Please have a look at the Hasse diagram -

How come the upper bounds of {a,b,c} are e,f,j and h and lower bound is a

Why doesn't it include d and g also in its upper bound?

can anyone please clarify this?

Printable View

- June 15th 2008, 11:45 AMrobocop_911Hasse Diagram - lower upper bound
Please have a look at the Hasse diagram -

How come the upper bounds of {a,b,c} are e,f,j and h and lower bound is a

Why doesn't it include d and g also in its upper bound?

can anyone please clarify this? - June 15th 2008, 12:03 PMPlato
It does not include d because the pair (c,d) is not in the diagram.

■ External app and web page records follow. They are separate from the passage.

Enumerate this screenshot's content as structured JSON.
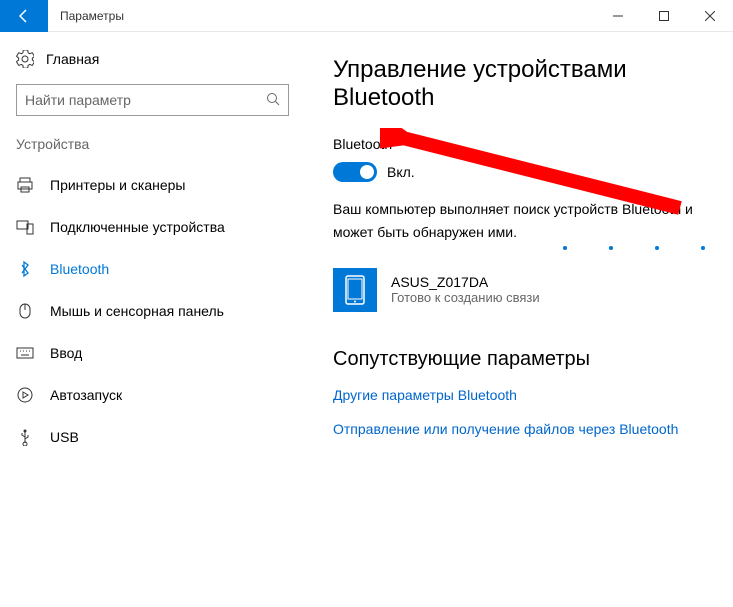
{
  "window": {
    "title": "Параметры"
  },
  "sidebar": {
    "home": "Главная",
    "search_placeholder": "Найти параметр",
    "section": "Устройства",
    "items": [
      {
        "label": "Принтеры и сканеры"
      },
      {
        "label": "Подключенные устройства"
      },
      {
        "label": "Bluetooth"
      },
      {
        "label": "Мышь и сенсорная панель"
      },
      {
        "label": "Ввод"
      },
      {
        "label": "Автозапуск"
      },
      {
        "label": "USB"
      }
    ]
  },
  "main": {
    "title": "Управление устройствами Bluetooth",
    "bt_label": "Bluetooth",
    "toggle_state": "Вкл.",
    "description_l1": "Ваш компьютер выполняет поиск устройств Bluetooth и",
    "description_l2": "может быть обнаружен ими.",
    "device": {
      "name": "ASUS_Z017DA",
      "status": "Готово к созданию связи"
    },
    "related_title": "Сопутствующие параметры",
    "links": [
      "Другие параметры Bluetooth",
      "Отправление или получение файлов через Bluetooth"
    ]
  }
}
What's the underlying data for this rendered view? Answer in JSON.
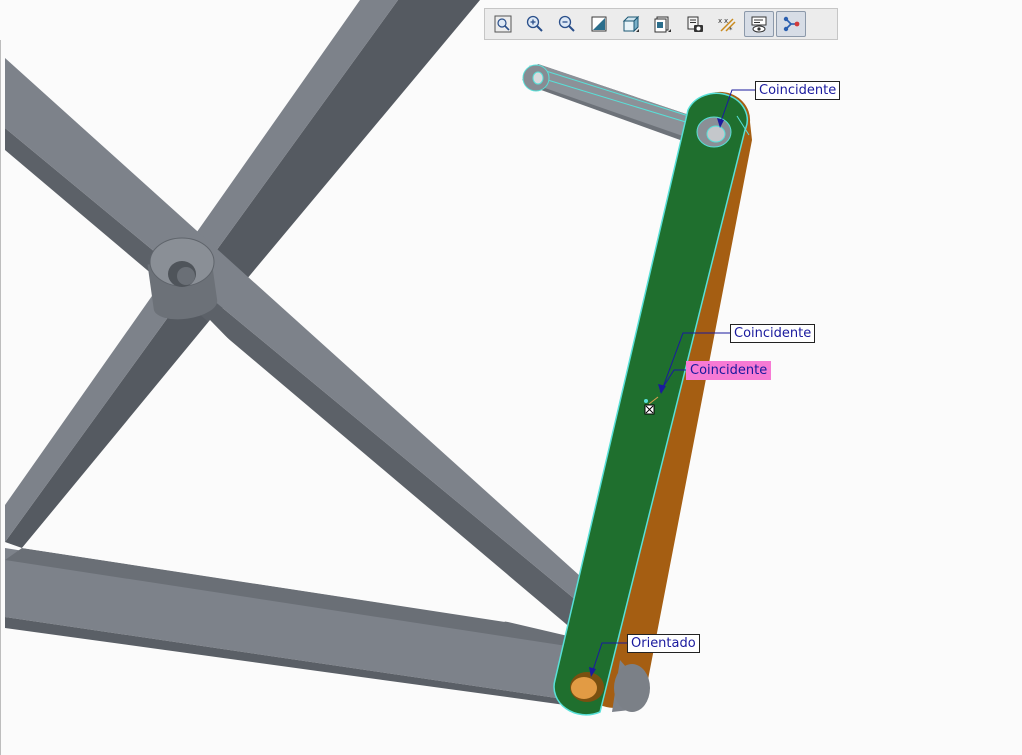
{
  "toolbar": {
    "items": [
      {
        "icon": "zoom-fit-icon"
      },
      {
        "icon": "zoom-in-icon"
      },
      {
        "icon": "zoom-out-icon"
      },
      {
        "icon": "repaint-icon"
      },
      {
        "icon": "display-style-icon"
      },
      {
        "icon": "saved-views-icon"
      },
      {
        "icon": "view-manager-icon"
      },
      {
        "icon": "datum-display-icon"
      },
      {
        "icon": "annotation-display-icon",
        "active": true
      },
      {
        "icon": "constraint-display-icon",
        "active": true
      }
    ]
  },
  "constraints": {
    "top": "Coincidente",
    "middle": "Coincidente",
    "highlighted": "Coincidente",
    "bottom": "Orientado"
  },
  "colors": {
    "frame": "#7d828a",
    "selected_part": "#1f6f2e",
    "part_edge": "#a55e12",
    "highlight_edge": "#58e0d8",
    "callout_text": "#1a1a9e",
    "highlight_callout": "#f77ad4"
  }
}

There is no g in the diagram. - June 15th 2008, 12:09 PMrobocop_911
- June 15th 2008, 12:19 PMPlato
As I said before, the pairs (c,d) & (c,g) are not in the graph.

The elements g & d are not comparable to c in the poset.

**There is neither an “upward path” from c to d nor one from c to g.**

- June 15th 2008, 12:30 PMrobocop_911
- June 15th 2008, 12:33 PMPlato
Are elements g & j are comparable?

- June 15th 2008, 12:42 PMrobocop_911
- June 15th 2008, 12:46 PMPlato
- June 15th 2008, 12:54 PMrobocop_911
- June 15th 2008, 12:59 PMPlato
- June 15th 2008, 01:04 PMrobocop_911
- June 15th 2008, 01:48 PMrobocop_911
Okay, here are my questions...

1) {b,d,g} upper bounds - g and h

my question - why not only "h" why include g in it?

2) {b,d,g} least upper bound - g

my question - How come it is "g" why not "h" since h>g

3) {b,d,g} lower bounds - a and b

my question - why not only "a" why include b in it?

4) {b,d,g} greatest lower bound - b

my question - why not "a" since a<b

5) {a,c,d,f} upper bounds - f,h and j

my question - why include "f" in upper bound? Also, there is no "upward" connection between a and d. - June 15th 2008, 02:12 PMPlato
1) {b,d,g} upper bounds - g and h

my question - why not only "h" why include g in it?

Because**both**succeed every term in {b,d,g}. Don’t forget that partial orders are reflexive, therefore (g,g).

2) {b,d,g} least upper bound - g

my question - How come it is "g" why not "h" since h>g

Because there is only one LUB for any given set and g is the first or least.

3) {b,d,g} lower bounds - a and b

my question - why not only "a" why include b in it?

See 1). It is the same reason: b proceeds each element in the set.

4) {b,d,g} greatest lower bound – b my question - why not "a" since a<b

See 2). It is the same reason: b is the greatest or last upper bound.

5) {a,c,d,f} upper bounds - f,h and j

my question - why include "f" in upper bound? Also, there is no "upward" connection between a and d.

"a-b-d is an upward" connection between a and d.

There is an "upward" connection between any term in {a,c,d,f} to f [recall (f,f)]..

- June 15th 2008, 02:59 PMrobocop_911
1) {b,d,g} upper bounds - g and h

my question - why not only "h" why include g in it?

Because**both**succeed every term in {b,d,g}. Don’t forget that partial orders are reflexive, therefore (g,g).

**Then how come upper bounds of {a,b,c} is e,f,j and h and not something like c,e,f,j,h? (c,c) (b,b) that's also reflexive!**

2) {b,d,g} least upper bound - g

my question - How come it is "g" why not "h" since h>g

Because there is only one LUB for any given set and g is the first or least.

**So least upper bound should be from the set given only right? In this case it is {b,d,g} so here it is "b". Is it also the greatest lower bound?**

- June 15th 2008, 03:15 PMPlato
I wish you would learn the definitions and how to use them.

In any case, good luck and good night.